(Dataset rows for apps and sites)
+-------+

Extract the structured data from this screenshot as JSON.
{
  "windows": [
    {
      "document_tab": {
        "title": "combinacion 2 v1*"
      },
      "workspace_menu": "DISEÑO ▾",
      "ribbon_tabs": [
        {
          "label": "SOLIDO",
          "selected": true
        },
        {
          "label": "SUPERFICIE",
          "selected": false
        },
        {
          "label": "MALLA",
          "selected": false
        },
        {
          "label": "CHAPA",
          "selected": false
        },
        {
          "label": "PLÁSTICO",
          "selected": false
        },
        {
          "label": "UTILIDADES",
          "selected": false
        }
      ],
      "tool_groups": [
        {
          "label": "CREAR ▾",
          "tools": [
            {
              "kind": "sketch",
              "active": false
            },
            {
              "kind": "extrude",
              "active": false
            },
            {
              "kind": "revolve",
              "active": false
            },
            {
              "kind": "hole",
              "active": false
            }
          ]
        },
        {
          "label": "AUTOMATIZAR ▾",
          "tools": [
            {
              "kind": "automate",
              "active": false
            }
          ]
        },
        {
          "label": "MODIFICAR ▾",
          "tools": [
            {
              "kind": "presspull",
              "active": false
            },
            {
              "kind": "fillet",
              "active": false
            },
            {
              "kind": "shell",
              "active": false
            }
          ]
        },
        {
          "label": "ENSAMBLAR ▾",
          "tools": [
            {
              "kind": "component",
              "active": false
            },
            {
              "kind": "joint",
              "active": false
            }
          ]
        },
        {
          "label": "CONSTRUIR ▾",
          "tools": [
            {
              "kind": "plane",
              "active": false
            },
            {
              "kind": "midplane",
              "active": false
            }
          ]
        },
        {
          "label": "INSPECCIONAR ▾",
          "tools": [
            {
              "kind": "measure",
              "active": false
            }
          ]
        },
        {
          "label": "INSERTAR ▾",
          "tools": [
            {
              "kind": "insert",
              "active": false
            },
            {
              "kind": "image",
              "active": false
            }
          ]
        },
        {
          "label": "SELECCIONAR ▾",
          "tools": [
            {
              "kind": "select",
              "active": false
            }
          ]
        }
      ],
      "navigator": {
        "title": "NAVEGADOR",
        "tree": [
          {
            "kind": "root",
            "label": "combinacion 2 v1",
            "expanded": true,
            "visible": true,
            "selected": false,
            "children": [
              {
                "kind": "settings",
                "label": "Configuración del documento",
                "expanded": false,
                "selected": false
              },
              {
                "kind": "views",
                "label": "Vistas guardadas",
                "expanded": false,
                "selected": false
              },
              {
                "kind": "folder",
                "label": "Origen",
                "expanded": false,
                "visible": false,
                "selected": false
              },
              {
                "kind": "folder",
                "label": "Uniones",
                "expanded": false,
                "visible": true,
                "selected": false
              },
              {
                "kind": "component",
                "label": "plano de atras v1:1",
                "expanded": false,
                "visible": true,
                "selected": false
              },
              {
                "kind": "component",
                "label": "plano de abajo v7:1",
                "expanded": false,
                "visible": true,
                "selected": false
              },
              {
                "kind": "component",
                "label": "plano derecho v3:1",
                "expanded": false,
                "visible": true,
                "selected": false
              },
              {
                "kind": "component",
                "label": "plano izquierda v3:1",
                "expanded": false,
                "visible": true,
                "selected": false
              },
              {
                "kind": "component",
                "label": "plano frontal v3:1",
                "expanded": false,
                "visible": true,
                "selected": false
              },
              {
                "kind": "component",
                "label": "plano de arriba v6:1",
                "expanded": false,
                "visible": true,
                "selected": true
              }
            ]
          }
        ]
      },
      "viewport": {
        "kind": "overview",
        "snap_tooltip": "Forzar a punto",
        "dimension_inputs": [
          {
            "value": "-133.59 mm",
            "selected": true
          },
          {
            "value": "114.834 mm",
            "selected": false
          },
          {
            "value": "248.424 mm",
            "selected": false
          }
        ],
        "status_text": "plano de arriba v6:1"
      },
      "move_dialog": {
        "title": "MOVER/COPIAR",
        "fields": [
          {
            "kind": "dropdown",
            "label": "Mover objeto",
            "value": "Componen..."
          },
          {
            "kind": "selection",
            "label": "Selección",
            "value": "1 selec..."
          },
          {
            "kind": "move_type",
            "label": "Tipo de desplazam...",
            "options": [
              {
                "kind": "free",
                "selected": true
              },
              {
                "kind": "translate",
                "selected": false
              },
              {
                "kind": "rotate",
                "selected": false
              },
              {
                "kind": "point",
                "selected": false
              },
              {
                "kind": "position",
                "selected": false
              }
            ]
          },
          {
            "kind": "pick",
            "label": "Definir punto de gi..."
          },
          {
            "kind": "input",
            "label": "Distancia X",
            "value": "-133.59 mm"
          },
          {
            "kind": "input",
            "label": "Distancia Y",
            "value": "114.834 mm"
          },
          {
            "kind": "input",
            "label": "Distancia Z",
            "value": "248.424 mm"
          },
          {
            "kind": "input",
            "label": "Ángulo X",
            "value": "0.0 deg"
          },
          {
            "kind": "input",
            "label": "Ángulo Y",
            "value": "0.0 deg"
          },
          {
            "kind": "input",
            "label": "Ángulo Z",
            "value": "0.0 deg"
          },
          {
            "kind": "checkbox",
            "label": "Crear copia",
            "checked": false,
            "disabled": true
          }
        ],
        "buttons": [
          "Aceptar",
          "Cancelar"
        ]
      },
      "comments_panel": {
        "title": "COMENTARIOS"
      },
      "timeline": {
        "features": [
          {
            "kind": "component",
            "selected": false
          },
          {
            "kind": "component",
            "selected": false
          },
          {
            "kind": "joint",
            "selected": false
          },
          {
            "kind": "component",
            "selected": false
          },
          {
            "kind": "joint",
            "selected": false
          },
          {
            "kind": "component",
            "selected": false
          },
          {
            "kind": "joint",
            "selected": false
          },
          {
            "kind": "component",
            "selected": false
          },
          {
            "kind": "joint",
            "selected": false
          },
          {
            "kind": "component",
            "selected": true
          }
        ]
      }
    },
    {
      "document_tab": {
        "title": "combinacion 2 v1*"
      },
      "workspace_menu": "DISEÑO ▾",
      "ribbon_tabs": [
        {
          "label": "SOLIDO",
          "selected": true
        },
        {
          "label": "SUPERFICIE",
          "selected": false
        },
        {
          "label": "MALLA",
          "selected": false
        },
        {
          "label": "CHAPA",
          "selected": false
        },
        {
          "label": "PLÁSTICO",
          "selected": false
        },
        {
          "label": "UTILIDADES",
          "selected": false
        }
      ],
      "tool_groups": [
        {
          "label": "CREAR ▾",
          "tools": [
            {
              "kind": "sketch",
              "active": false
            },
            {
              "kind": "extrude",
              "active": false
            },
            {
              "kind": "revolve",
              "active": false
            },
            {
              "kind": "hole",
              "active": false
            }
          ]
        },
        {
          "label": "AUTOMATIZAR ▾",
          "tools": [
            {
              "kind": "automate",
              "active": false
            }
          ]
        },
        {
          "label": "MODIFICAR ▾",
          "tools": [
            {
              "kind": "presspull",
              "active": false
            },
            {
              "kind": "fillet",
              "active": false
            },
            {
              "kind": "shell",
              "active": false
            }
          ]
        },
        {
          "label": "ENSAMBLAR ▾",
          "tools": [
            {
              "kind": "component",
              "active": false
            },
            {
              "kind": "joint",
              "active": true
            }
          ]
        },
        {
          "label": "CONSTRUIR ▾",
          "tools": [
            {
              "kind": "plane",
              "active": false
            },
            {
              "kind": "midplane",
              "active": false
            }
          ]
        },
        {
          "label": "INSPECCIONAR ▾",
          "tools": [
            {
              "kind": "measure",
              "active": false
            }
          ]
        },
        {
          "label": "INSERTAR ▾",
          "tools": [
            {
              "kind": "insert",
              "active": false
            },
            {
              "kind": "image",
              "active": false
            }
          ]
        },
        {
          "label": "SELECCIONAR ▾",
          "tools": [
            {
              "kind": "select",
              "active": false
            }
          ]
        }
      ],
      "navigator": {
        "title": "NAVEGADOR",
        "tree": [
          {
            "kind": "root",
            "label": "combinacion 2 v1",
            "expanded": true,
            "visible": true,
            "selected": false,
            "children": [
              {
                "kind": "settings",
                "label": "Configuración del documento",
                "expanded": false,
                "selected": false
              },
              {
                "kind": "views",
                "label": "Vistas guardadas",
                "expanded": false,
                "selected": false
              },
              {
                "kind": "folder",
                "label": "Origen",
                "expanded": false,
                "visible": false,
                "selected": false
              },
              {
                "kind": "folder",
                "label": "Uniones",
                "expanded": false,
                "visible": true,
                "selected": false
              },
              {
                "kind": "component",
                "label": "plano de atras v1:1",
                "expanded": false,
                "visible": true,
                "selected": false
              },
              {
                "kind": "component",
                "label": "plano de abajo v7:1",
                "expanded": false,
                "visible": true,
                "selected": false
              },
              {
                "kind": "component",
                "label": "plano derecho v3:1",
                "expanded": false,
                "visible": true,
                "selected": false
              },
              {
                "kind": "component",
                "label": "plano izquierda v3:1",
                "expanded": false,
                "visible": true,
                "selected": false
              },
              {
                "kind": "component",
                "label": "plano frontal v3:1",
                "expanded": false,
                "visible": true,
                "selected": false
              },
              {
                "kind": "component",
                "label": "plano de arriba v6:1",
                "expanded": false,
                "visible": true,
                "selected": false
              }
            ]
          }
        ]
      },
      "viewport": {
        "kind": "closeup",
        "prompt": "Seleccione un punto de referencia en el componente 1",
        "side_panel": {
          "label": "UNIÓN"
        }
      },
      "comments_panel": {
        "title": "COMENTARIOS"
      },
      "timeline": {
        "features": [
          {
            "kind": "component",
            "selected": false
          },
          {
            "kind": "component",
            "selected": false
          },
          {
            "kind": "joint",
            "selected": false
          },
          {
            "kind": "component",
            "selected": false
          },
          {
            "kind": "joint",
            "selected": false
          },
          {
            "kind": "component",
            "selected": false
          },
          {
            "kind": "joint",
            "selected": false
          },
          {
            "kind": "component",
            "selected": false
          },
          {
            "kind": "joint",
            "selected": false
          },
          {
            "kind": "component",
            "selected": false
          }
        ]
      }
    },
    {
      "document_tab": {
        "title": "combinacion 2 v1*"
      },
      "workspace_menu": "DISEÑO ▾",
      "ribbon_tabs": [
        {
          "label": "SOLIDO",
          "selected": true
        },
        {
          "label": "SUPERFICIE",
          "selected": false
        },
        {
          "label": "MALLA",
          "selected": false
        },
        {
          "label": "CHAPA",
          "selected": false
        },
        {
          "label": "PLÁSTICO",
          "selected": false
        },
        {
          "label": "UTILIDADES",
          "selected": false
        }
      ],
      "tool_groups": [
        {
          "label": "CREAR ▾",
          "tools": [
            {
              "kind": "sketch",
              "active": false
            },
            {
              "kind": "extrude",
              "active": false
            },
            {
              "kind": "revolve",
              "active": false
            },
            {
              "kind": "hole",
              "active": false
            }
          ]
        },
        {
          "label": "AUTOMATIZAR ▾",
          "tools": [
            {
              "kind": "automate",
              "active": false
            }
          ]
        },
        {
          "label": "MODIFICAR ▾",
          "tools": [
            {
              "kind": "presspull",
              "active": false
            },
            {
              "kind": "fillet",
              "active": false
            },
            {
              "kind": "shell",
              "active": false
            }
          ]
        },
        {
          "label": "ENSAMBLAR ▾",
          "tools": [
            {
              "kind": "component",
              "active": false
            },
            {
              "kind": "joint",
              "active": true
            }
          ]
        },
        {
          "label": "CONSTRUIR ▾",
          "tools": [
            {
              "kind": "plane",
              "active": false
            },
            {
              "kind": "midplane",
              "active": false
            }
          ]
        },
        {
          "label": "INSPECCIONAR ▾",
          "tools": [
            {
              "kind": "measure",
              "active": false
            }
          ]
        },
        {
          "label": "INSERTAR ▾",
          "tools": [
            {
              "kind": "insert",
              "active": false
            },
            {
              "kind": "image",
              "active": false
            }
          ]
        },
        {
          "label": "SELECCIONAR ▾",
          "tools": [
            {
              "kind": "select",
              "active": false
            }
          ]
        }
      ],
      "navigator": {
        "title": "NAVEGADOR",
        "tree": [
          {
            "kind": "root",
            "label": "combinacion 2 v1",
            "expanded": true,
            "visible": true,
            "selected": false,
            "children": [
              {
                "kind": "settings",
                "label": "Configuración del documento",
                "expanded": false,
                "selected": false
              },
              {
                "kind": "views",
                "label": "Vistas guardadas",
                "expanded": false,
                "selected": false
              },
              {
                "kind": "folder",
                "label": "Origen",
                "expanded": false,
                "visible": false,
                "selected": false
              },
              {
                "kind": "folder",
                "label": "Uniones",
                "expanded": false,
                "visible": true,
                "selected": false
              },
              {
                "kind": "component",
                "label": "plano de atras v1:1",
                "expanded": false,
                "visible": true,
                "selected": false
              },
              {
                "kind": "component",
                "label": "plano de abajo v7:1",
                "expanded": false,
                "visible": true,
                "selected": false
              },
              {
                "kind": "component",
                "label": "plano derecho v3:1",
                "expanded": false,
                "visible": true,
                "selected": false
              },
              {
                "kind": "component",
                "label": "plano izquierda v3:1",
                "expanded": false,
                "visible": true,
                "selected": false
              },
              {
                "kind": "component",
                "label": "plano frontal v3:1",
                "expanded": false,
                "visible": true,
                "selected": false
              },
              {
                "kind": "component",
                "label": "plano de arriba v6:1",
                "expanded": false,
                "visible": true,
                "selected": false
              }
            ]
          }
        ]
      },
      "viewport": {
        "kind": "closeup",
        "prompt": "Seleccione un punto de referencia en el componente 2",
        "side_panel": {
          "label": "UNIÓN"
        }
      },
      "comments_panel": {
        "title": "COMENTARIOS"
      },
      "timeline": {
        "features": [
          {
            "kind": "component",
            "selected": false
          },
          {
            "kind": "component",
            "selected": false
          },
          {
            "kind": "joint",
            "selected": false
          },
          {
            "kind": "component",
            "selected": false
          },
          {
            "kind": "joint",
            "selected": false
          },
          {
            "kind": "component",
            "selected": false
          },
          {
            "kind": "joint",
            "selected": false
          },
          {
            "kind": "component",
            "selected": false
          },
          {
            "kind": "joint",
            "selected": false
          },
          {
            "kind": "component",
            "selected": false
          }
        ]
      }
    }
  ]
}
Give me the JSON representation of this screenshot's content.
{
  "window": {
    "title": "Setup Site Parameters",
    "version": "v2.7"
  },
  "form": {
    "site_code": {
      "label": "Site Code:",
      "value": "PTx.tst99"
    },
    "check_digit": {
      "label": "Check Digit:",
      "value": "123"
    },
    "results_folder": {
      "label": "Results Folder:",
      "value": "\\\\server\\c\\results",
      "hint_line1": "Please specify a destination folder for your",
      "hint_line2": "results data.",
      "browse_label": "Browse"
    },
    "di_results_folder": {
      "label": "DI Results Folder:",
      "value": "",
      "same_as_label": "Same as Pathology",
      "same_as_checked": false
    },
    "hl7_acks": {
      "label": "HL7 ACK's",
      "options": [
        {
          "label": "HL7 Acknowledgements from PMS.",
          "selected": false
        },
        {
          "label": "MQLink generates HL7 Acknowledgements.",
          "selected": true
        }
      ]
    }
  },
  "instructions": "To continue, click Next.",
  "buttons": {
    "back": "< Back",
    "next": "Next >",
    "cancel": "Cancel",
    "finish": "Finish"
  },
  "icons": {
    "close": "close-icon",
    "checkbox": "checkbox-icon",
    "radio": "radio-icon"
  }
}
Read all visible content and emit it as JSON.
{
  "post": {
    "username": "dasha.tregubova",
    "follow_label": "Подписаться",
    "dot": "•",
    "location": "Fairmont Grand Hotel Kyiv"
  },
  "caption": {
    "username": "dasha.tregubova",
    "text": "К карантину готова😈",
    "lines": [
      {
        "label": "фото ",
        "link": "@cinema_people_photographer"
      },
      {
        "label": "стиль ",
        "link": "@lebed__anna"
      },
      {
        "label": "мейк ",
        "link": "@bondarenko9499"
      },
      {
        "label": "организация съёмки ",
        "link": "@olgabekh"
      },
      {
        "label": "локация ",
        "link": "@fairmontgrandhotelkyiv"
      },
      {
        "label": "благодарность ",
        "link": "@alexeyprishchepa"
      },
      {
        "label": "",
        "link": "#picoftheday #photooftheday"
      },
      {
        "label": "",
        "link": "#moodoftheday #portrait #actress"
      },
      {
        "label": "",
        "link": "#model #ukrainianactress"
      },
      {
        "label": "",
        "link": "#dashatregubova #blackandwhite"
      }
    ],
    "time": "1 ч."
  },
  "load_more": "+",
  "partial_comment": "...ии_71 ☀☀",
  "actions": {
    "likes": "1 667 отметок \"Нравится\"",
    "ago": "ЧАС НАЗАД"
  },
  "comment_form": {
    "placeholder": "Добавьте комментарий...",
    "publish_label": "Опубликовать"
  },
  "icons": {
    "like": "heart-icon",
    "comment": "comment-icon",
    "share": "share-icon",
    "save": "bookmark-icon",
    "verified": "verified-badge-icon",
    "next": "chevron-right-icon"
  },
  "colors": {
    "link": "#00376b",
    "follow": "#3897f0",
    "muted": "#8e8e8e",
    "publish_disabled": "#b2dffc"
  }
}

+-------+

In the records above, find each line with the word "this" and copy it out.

• _OUTPUT OF THE EXERCISE_
Extract the structured data from this screenshot as JSON.
Give me the JSON representation of this screenshot's content.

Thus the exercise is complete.